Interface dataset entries
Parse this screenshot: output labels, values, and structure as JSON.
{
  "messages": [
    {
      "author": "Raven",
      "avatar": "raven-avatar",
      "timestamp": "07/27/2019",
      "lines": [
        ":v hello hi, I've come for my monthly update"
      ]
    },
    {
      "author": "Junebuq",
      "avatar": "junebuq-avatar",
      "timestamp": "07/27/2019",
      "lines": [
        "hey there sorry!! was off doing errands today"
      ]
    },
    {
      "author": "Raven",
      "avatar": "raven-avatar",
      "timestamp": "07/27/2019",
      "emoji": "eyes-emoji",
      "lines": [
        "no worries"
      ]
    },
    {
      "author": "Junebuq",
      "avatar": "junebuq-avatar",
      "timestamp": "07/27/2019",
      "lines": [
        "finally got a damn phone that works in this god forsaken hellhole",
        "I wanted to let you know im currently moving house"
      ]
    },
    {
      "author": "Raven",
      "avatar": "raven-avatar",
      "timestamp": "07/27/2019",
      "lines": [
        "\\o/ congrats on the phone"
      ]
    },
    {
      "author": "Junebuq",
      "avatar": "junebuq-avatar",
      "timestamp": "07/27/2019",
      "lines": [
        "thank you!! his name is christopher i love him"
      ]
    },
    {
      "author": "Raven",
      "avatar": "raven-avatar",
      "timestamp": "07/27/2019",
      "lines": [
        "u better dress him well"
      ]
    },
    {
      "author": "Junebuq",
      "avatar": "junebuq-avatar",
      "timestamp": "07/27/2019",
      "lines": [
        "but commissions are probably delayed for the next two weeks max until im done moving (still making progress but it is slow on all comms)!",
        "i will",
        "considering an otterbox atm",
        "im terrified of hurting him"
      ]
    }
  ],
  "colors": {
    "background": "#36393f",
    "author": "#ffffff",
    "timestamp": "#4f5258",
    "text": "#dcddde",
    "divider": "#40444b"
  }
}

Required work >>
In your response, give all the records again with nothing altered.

Worked solution >>
Parse this screenshot: output labels, values, and structure as JSON.
{
  "messages": [
    {
      "author": "Raven",
      "avatar": "raven-avatar",
      "timestamp": "07/27/2019",
      "lines": [
        ":v hello hi, I've come for my monthly update"
      ]
    },
    {
      "author": "Junebuq",
      "avatar": "junebuq-avatar",
      "timestamp": "07/27/2019",
      "lines": [
        "hey there sorry!! was off doing errands today"
      ]
    },
    {
      "author": "Raven",
      "avatar": "raven-avatar",
      "timestamp": "07/27/2019",
      "emoji": "eyes-emoji",
      "lines": [
        "no worries"
      ]
    },
    {
      "author": "Junebuq",
      "avatar": "junebuq-avatar",
      "timestamp": "07/27/2019",
      "lines": [
        "finally got a damn phone that works in this god forsaken hellhole",
        "I wanted to let you know im currently moving house"
      ]
    },
    {
      "author": "Raven",
      "avatar": "raven-avatar",
      "timestamp": "07/27/2019",
      "lines": [
        "\\o/ congrats on the phone"
      ]
    },
    {
      "author": "Junebuq",
      "avatar": "junebuq-avatar",
      "timestamp": "07/27/2019",
      "lines": [
        "thank you!! his name is christopher i love him"
      ]
    },
    {
      "author": "Raven",
      "avatar": "raven-avatar",
      "timestamp": "07/27/2019",
      "lines": [
        "u better dress him well"
      ]
    },
    {
      "author": "Junebuq",
      "avatar": "junebuq-avatar",
      "timestamp": "07/27/2019",
      "lines": [
        "but commissions are probably delayed for the next two weeks max until im done moving (still making progress but it is slow on all comms)!",
        "i will",
        "considering an otterbox atm",
        "im terrified of hurting him"
      ]
    }
  ],
  "colors": {
    "background": "#36393f",
    "author": "#ffffff",
    "timestamp": "#4f5258",
    "text": "#dcddde",
    "divider": "#40444b"
  }
}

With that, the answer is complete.